The smallest bones, joints and muscles in our body are in our toes. When we jump up and side to side, they provide stability and shock absorption when we land, and they stabilize the space between the bones.
Toe pain can be caused by the type of footwear worn, the amount of time one spends on their feet, the type of floor or surface one works on, one’s age, and one’s underlying medical conditions.
Footwear that is too short in length can cause toe pain. They can either hit the end of the shoe, or they will curl under (grab) to avoid your toes hitting the end of the shoe. This causes the smaller joints in the toes to pull up, leading to skin irritation on the top of the toes. The second toe is most commonly affected. As a result of this, the bottom bones of our feet can feel like we are standing on rocks or hard peas.
This can be felt under all the toes from one to five, or toes two to four. This is referred to as metatarsalgia.
If footwear is too narrow and tight, this can also cause pain. If you feel pressure against the edge of the big toe and your baby toe, this means your footwear is too tight. When you see redness in the bare skin at these areas, it can lead to pain and possibly bunions (big toe) or bunionettes (baby toe) in the future. The big toe can also become angled inwards towards the second toe. It has the potential to underlap or overlap the second toe.

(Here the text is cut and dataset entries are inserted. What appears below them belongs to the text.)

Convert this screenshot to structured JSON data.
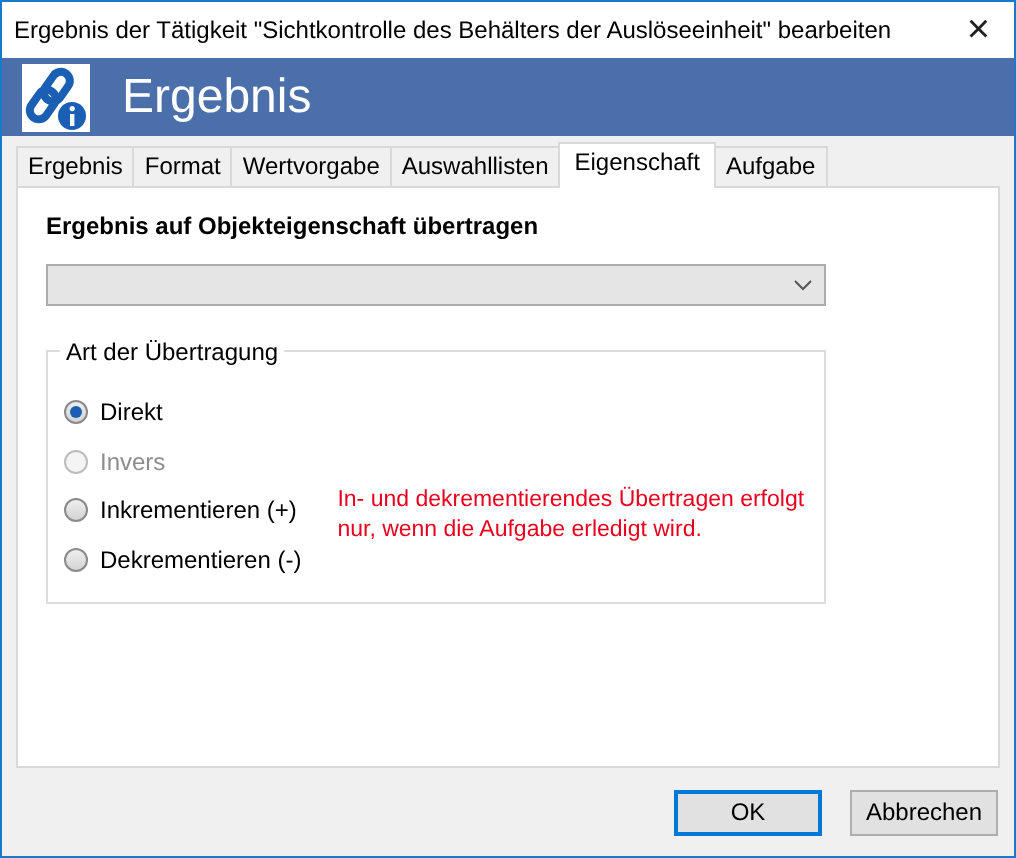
{
  "window": {
    "title": "Ergebnis der Tätigkeit \"Sichtkontrolle des Behälters der Auslöseeinheit\" bearbeiten",
    "close": "×"
  },
  "header": {
    "title": "Ergebnis"
  },
  "tabs": [
    {
      "label": "Ergebnis",
      "selected": false
    },
    {
      "label": "Format",
      "selected": false
    },
    {
      "label": "Wertvorgabe",
      "selected": false
    },
    {
      "label": "Auswahllisten",
      "selected": false
    },
    {
      "label": "Eigenschaft",
      "selected": true
    },
    {
      "label": "Aufgabe",
      "selected": false
    }
  ],
  "property": {
    "label": "Ergebnis auf Objekteigenschaft übertragen",
    "disabled": true
  },
  "transfer": {
    "legend": "Art der Übertragung",
    "options": [
      {
        "label": "Direkt",
        "selected": true,
        "disabled": false
      },
      {
        "label": "Invers",
        "selected": false,
        "disabled": true
      },
      {
        "label": "Inkrementieren (+)",
        "selected": false,
        "disabled": false
      },
      {
        "label": "Dekrementieren (-)",
        "selected": false,
        "disabled": false
      }
    ],
    "note": "In- und dekrementierendes Übertragen erfolgt nur, wenn die Aufgabe erledigt wird."
  },
  "buttons": [
    {
      "label": "OK",
      "default": true
    },
    {
      "label": "Abbrechen",
      "default": false
    }
  ]
}
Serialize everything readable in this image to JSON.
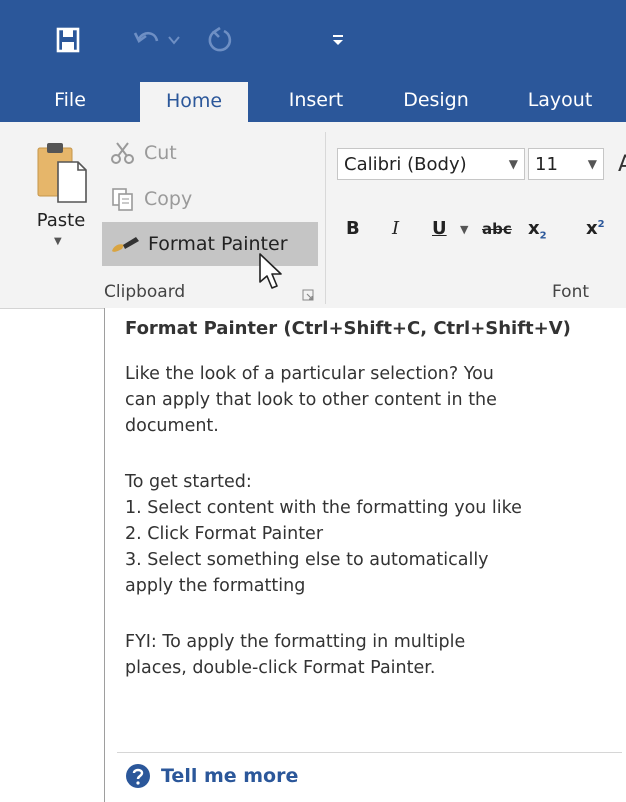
{
  "qat": {
    "items": [
      {
        "icon": "save-icon"
      },
      {
        "icon": "undo-icon"
      },
      {
        "icon": "redo-icon"
      },
      {
        "icon": "customize-qat-icon"
      }
    ]
  },
  "tabs": [
    {
      "label": "File"
    },
    {
      "label": "Home",
      "active": true
    },
    {
      "label": "Insert"
    },
    {
      "label": "Design"
    },
    {
      "label": "Layout"
    }
  ],
  "clipboard": {
    "paste_label": "Paste",
    "cut_label": "Cut",
    "copy_label": "Copy",
    "format_painter_label": "Format Painter",
    "group_label": "Clipboard"
  },
  "font": {
    "font_name": "Calibri (Body)",
    "font_size": "11",
    "bold": "B",
    "italic": "I",
    "underline": "U",
    "strike": "abc",
    "subscript": "x",
    "subscript_suffix": "2",
    "superscript": "x",
    "superscript_suffix": "2",
    "group_label": "Font"
  },
  "tooltip": {
    "title": "Format Painter (Ctrl+Shift+C, Ctrl+Shift+V)",
    "lines": [
      "Like the look of a particular selection? You",
      "can apply that look to other content in the",
      "document.",
      "",
      "To get started:",
      "1. Select content with the formatting you like",
      "2. Click Format Painter",
      "3. Select something else to automatically",
      "apply the formatting",
      "",
      "FYI: To apply the formatting in multiple",
      "places, double-click Format Painter."
    ],
    "tell_me_more": "Tell me more"
  },
  "colors": {
    "brand": "#2b579a",
    "ribbon": "#f3f3f3",
    "highlight": "#c5c5c5"
  }
}
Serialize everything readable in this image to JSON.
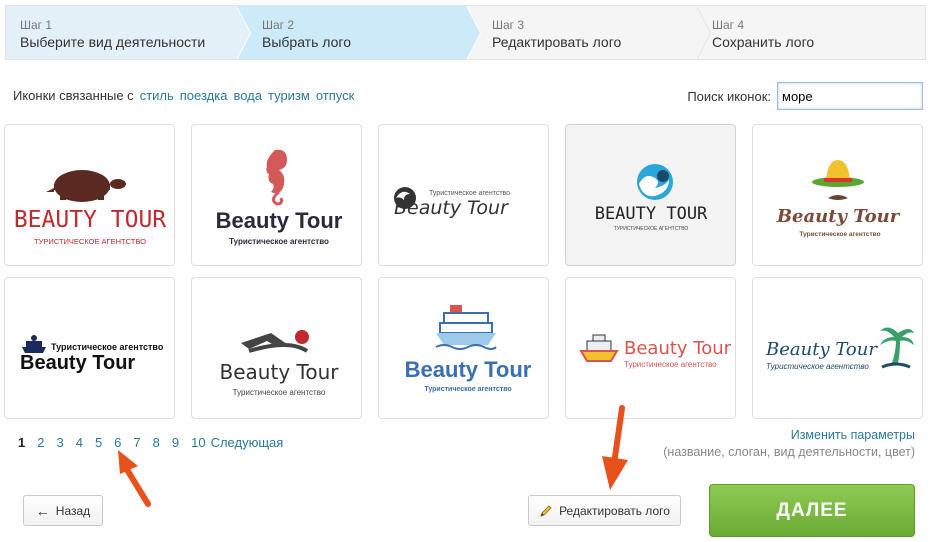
{
  "stepper": [
    {
      "num": "Шаг 1",
      "title": "Выберите вид деятельности"
    },
    {
      "num": "Шаг 2",
      "title": "Выбрать лого"
    },
    {
      "num": "Шаг 3",
      "title": "Редактировать лого"
    },
    {
      "num": "Шаг 4",
      "title": "Сохранить лого"
    }
  ],
  "tags": {
    "prefix": "Иконки связанные с",
    "items": [
      "стиль",
      "поездка",
      "вода",
      "туризм",
      "отпуск"
    ]
  },
  "search": {
    "label": "Поиск иконок:",
    "value": "море"
  },
  "logos": [
    {
      "name": "BEAUTY TOUR",
      "slogan": "ТУРИСТИЧЕСКОЕ АГЕНТСТВО",
      "icon": "turtle-icon",
      "color": "#c0292e"
    },
    {
      "name": "Beauty Tour",
      "slogan": "Туристическое агентство",
      "icon": "seahorse-icon",
      "color": "#2a2a3a"
    },
    {
      "name": "Beauty Tour",
      "slogan": "Туристическое агентство",
      "icon": "wave-icon",
      "color": "#333333"
    },
    {
      "name": "BEAUTY TOUR",
      "slogan": "ТУРИСТИЧЕСКОЕ АГЕНТСТВО",
      "icon": "wave-circle-icon",
      "color": "#222222"
    },
    {
      "name": "Beauty Tour",
      "slogan": "Туристическое агентство",
      "icon": "sombrero-icon",
      "color": "#7a4a3a"
    },
    {
      "name": "Beauty Tour",
      "slogan": "Туристическое агентство",
      "icon": "ship-icon",
      "color": "#111111"
    },
    {
      "name": "Beauty Tour",
      "slogan": "Туристическое агентство",
      "icon": "swimmer-icon",
      "color": "#333333"
    },
    {
      "name": "Beauty Tour",
      "slogan": "Туристическое агентство",
      "icon": "cruise-ship-icon",
      "color": "#3a6fb0"
    },
    {
      "name": "Beauty Tour",
      "slogan": "Туристическое агентство",
      "icon": "boat-icon",
      "color": "#d9534f"
    },
    {
      "name": "Beauty Tour",
      "slogan": "Туристическое агентство",
      "icon": "palm-icon",
      "color": "#1e4a6a"
    }
  ],
  "pagination": {
    "pages": [
      "1",
      "2",
      "3",
      "4",
      "5",
      "6",
      "7",
      "8",
      "9",
      "10"
    ],
    "next": "Следующая",
    "current": "1"
  },
  "params": {
    "link": "Изменить параметры",
    "hint": "(название, слоган, вид деятельности, цвет)"
  },
  "buttons": {
    "back": "Назад",
    "edit": "Редактировать лого",
    "next": "ДАЛЕЕ"
  },
  "colors": {
    "accent_link": "#2a7a9a",
    "next_button": "#7bbf45",
    "step_active": "#cdeaf9",
    "arrow_red": "#e8501c"
  }
}
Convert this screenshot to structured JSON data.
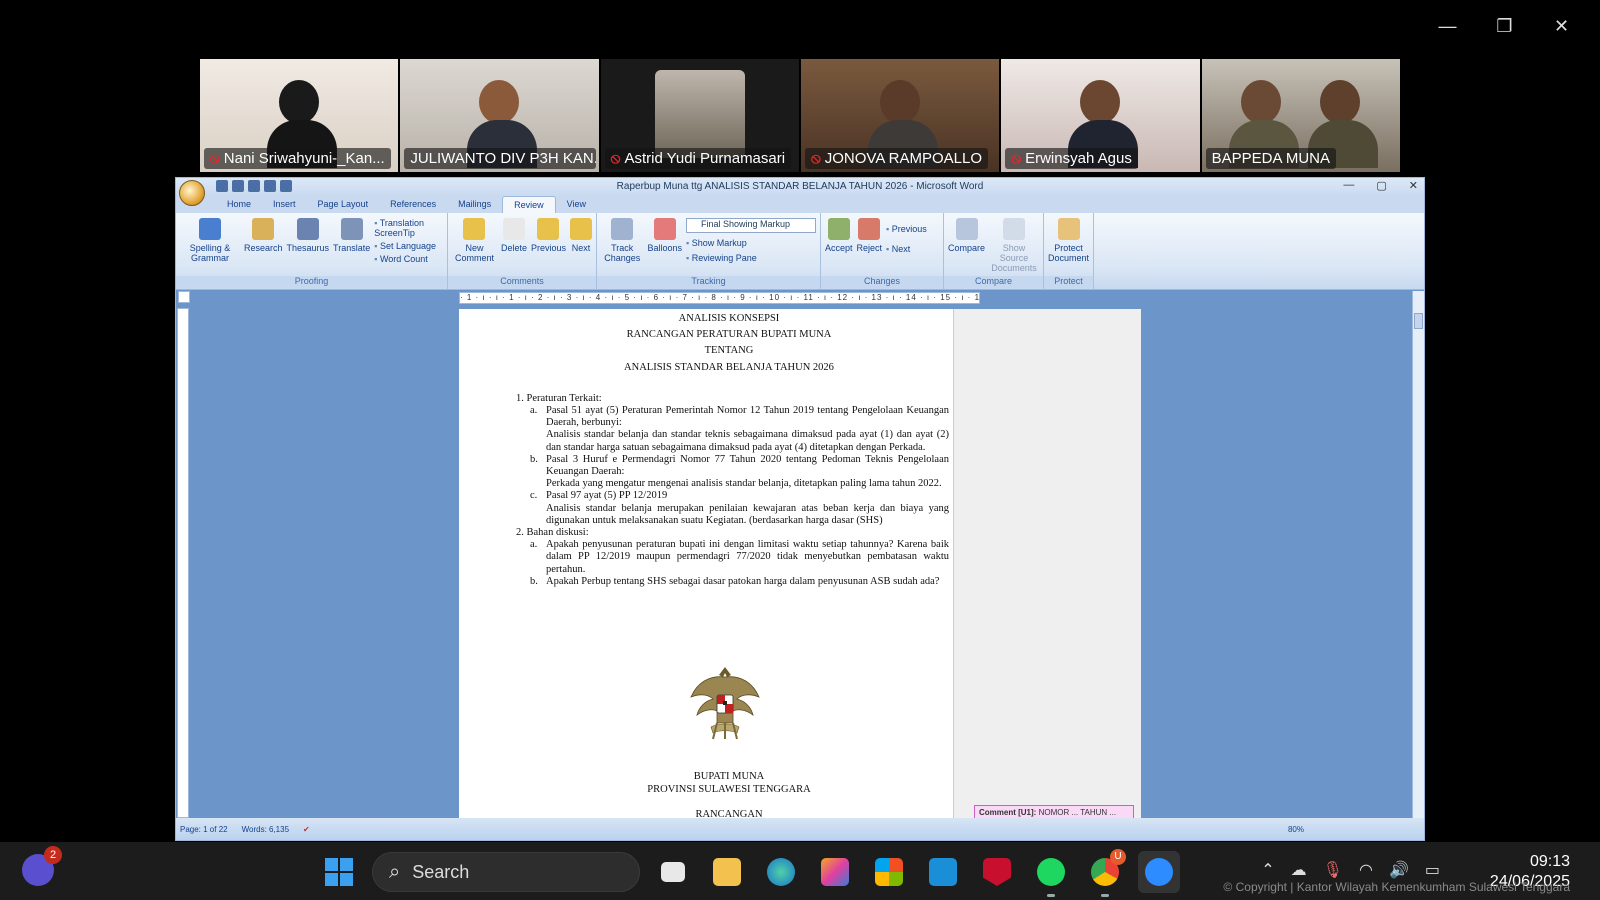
{
  "zoom_window": {
    "minimize": "—",
    "restore": "❐",
    "close": "✕"
  },
  "participants": [
    {
      "name": "Nani Sriwahyuni-_Kan...",
      "muted": true,
      "active": false
    },
    {
      "name": "JULIWANTO DIV P3H KAN...",
      "muted": false,
      "active": true
    },
    {
      "name": "Astrid Yudi Purnamasari",
      "muted": true,
      "active": false
    },
    {
      "name": "JONOVA RAMPOALLO",
      "muted": true,
      "active": false
    },
    {
      "name": "Erwinsyah Agus",
      "muted": true,
      "active": false
    },
    {
      "name": "BAPPEDA MUNA",
      "muted": false,
      "active": false
    }
  ],
  "word": {
    "title": "Raperbup Muna ttg ANALISIS STANDAR BELANJA TAHUN 2026 - Microsoft Word",
    "controls": {
      "minimize": "—",
      "restore": "▢",
      "close": "✕"
    },
    "tabs": [
      "Home",
      "Insert",
      "Page Layout",
      "References",
      "Mailings",
      "Review",
      "View"
    ],
    "selected_tab": "Review",
    "ribbon": {
      "proofing": {
        "label": "Proofing",
        "spelling": "Spelling & Grammar",
        "research": "Research",
        "thesaurus": "Thesaurus",
        "translate": "Translate",
        "screentip": "Translation ScreenTip",
        "set_language": "Set Language",
        "word_count": "Word Count"
      },
      "comments": {
        "label": "Comments",
        "new": "New Comment",
        "delete": "Delete",
        "previous": "Previous",
        "next": "Next"
      },
      "tracking": {
        "label": "Tracking",
        "track": "Track Changes",
        "balloons": "Balloons",
        "display": "Final Showing Markup",
        "show_markup": "Show Markup",
        "reviewing_pane": "Reviewing Pane"
      },
      "changes": {
        "label": "Changes",
        "accept": "Accept",
        "reject": "Reject",
        "previous": "Previous",
        "next": "Next"
      },
      "compare": {
        "label": "Compare",
        "compare": "Compare",
        "show_source": "Show Source Documents"
      },
      "protect": {
        "label": "Protect",
        "protect": "Protect Document"
      }
    },
    "ruler_text": "· 1 · ı · ı · 1 · ı · 2 · ı · 3 · ı · 4 · ı · 5 · ı · 6 · ı · 7 · ı · 8 · ı · 9 · ı · 10 · ı · 11 · ı · 12 · ı · 13 · ı · 14 · ı · 15 · ı · 16 · ı · 17 · ı · 18 · 19 ·",
    "document": {
      "heading": [
        "ANALISIS KONSEPSI",
        "RANCANGAN PERATURAN BUPATI MUNA",
        "TENTANG",
        "ANALISIS STANDAR BELANJA TAHUN 2026"
      ],
      "item1": "1. Peraturan Terkait:",
      "a_label": "a.",
      "a_title": "Pasal 51 ayat (5) Peraturan Pemerintah Nomor 12 Tahun 2019 tentang Pengelolaan Keuangan Daerah, berbunyi:",
      "a_body": "Analisis standar belanja dan standar teknis sebagaimana dimaksud pada ayat (1) dan ayat (2) dan standar harga satuan sebagaimana dimaksud pada ayat (4) ditetapkan dengan Perkada.",
      "b_label": "b.",
      "b_title": "Pasal 3 Huruf e Permendagri Nomor 77 Tahun 2020 tentang Pedoman Teknis Pengelolaan Keuangan Daerah:",
      "b_body": "Perkada yang mengatur mengenai analisis standar belanja, ditetapkan paling lama tahun 2022.",
      "c_label": "c.",
      "c_title": "Pasal 97 ayat (5) PP 12/2019",
      "c_body": "Analisis standar belanja merupakan penilaian kewajaran atas beban kerja dan biaya yang digunakan untuk melaksanakan suatu Kegiatan. (berdasarkan harga dasar (SHS)",
      "item2": "2. Bahan diskusi:",
      "d_label": "a.",
      "d_body": "Apakah penyusunan peraturan bupati ini dengan limitasi waktu setiap tahunnya? Karena baik dalam PP 12/2019 maupun permendagri 77/2020 tidak menyebutkan pembatasan waktu pertahun.",
      "e_label": "b.",
      "e_body": "Apakah Perbup tentang SHS sebagai dasar patokan harga dalam penyusunan ASB sudah ada?",
      "footer": [
        "BUPATI MUNA",
        "PROVINSI SULAWESI TENGGARA",
        "RANCANGAN"
      ]
    },
    "comment": {
      "label": "Comment [U1]:",
      "text": "NOMOR ... TAHUN ..."
    },
    "status": {
      "page": "Page: 1 of 22",
      "words": "Words: 6,135",
      "zoom": "80%"
    }
  },
  "taskbar": {
    "teams_badge": "2",
    "search_placeholder": "Search",
    "chrome_badge": "U",
    "time": "09:13",
    "date": "24/06/2025",
    "copyright": "© Copyright | Kantor Wilayah Kemenkumham Sulawesi Tenggara"
  }
}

Pain may result because of the extra space it takes up in footwear especially if it comes to a point at the end.
The thickness of the soles of footwear also plays a part. If it is thin and or pliable it needs to be thicker to better support the bottom and sides of your feet. An example of this would be a hiking boot. When the middle layer (midsole) between the fabric of the shoe and the outsole is thicker, this may help alleviate the onset of most toe related pain.
When an indescribable pain is felt between the toes (3rd and 4th most commonly), this can be a nerve pain called neuralgia or Morton’s Neuroma. This can be caused by footwear that is too tight and in combination with a raised back heel. The greater the heel height, the more pressure is felt at the ball of the foot. When the foot is squeezed from the sides, this can cause the nerve(s) between the toes to become inflamed. This can develop into a neuroma. Continuous wear of a high heeled shoe or similar can be a significant source of pain. Footwear that is relatively the same height at the heel as under the ball of the foot is recommended.
Surfaces we stand and move on can also be a factor. Tile flooring is comparable to concrete. Both are harder surfaces than paved asphalt we drive on. To help reduce toe associated foot pain, structurally sound lace up footwear is recommended for maximum comfort.
As we age, the arch at the ball and bottom of our foot (metatarsal arch) begins to collapse. The arch may also collapse earlier in life from rapid weight gain (such as pregnancy), activity level and the muscle not getting used frequently. As this arch collapses over time, we may feel metatarsalgia symptoms. This pain could be felt all day or later in the day. The pain felt all day is associated with the bone ends of the toes and the capsule underneath being impacted. It is most common for the base of the 2nd toe to be affected and become inflamed. Pain felt later in the day is tendon related. This is typically due to blood flow restriction. The pain subsides with sitting and non-weight bearing rest.
Osteoarthritis pain affects the ends of the bones and can feel like an ache. The pain or discomfort can be more general in area. Rheumatoid Arthritis pain in the toes is different. Toes can become more inflamed and swollen like in size. The pain can subside with heat or ice treatments.
If you have toe pain, talk to your Canadian Certified Pedorthist. They would assess your foot pain and present you with treatment options based on your areas of complaint. This could include a custom foot orthotic along with footwear recommendations to get you back to your healthy normal. You can find a Pedorthist at https://www.pedorthic.ca/.
Written by Richard May, C. Ped (C)